1. Special Products
What makes these products "special"?
The algebraic products on this page are used all the time in this chapter, and most of the math you will come across later. They are "special" because they are very common, and they're worth knowing.
If you can recognize these products easily, it makes your life easier later on.
Special Products involving Squares
The following special products come from multiplying out the brackets. You'll need these often, so it's worth knowing them well.
a(x + y) = ax + ay (Distibutive Law)
(x + y)(x − y) = x2 − y2 (Difference of 2 squares)
(x + y)2 = x2 + 2xy + y2 (Square of a sum)
(x − y)2 = x2 − 2xy + y2 (Square of a difference)
Examples using the special products
Example 1: Multiply out 2x(a − 3)
Example 2: Multiply `(7s + 2t)(7s − 2t)`
Example 3: Multiply (12 + 5ab)(12 − 5ab)
Example 4: Expand (5a + 2b)2
Example 5: Expand (q − 6)2
Example 6: Expand (8x − y)(3x + 4y)
Example 7: Expand (x + 2 + 3y)2
Special Products involving Cubes
The following products are just the result of multiplying out the brackets.
(x + y)3 = x3 + 3x2y + 3xy2 + y3 (Cube of a sum)
(x − y)3 = x3 − 3x2y + 3xy2 − y3 (Cube of a difference)
(x + y)(x2 − xy + y2) = x3 + y3 (Sum of 2 cubes)
(x − y)(x2 + xy + y2) = x3 − y3 (Difference of 2 cubes)

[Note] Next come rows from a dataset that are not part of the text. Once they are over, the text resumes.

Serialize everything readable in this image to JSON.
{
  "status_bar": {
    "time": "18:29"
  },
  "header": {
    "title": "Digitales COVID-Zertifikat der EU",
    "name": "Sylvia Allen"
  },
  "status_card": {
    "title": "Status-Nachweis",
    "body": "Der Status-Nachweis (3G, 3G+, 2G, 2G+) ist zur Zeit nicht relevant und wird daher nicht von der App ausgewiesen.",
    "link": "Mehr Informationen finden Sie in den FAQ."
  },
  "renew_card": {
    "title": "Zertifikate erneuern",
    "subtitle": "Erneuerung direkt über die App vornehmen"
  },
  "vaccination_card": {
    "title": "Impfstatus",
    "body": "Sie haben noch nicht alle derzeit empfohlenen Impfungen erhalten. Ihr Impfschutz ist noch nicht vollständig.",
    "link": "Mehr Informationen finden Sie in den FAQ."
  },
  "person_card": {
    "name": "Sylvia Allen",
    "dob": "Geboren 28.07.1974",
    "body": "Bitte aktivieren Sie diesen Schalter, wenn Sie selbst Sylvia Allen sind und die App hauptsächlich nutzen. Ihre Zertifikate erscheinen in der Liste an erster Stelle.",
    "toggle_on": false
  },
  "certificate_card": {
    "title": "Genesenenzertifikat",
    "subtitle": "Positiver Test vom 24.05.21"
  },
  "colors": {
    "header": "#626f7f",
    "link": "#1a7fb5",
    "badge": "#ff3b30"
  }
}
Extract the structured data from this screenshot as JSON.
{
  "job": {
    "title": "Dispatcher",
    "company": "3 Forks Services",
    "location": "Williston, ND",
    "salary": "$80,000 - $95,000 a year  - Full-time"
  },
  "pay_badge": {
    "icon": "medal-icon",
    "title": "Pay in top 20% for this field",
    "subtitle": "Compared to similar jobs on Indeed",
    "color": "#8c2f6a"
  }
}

These are also worth knowing well enough so you recognize the form, and the differences between each of them. (Why? Because it's easier than multiplying out the brackets and it helps us solve more complex algebra problems later.)
Example: Expand `(2s + 3)^3`
(1) (s + 2t)(s − 2t)
(2) (i1 + 3)2
(3) (3x + 10y)2
(4) (3p − 4q)2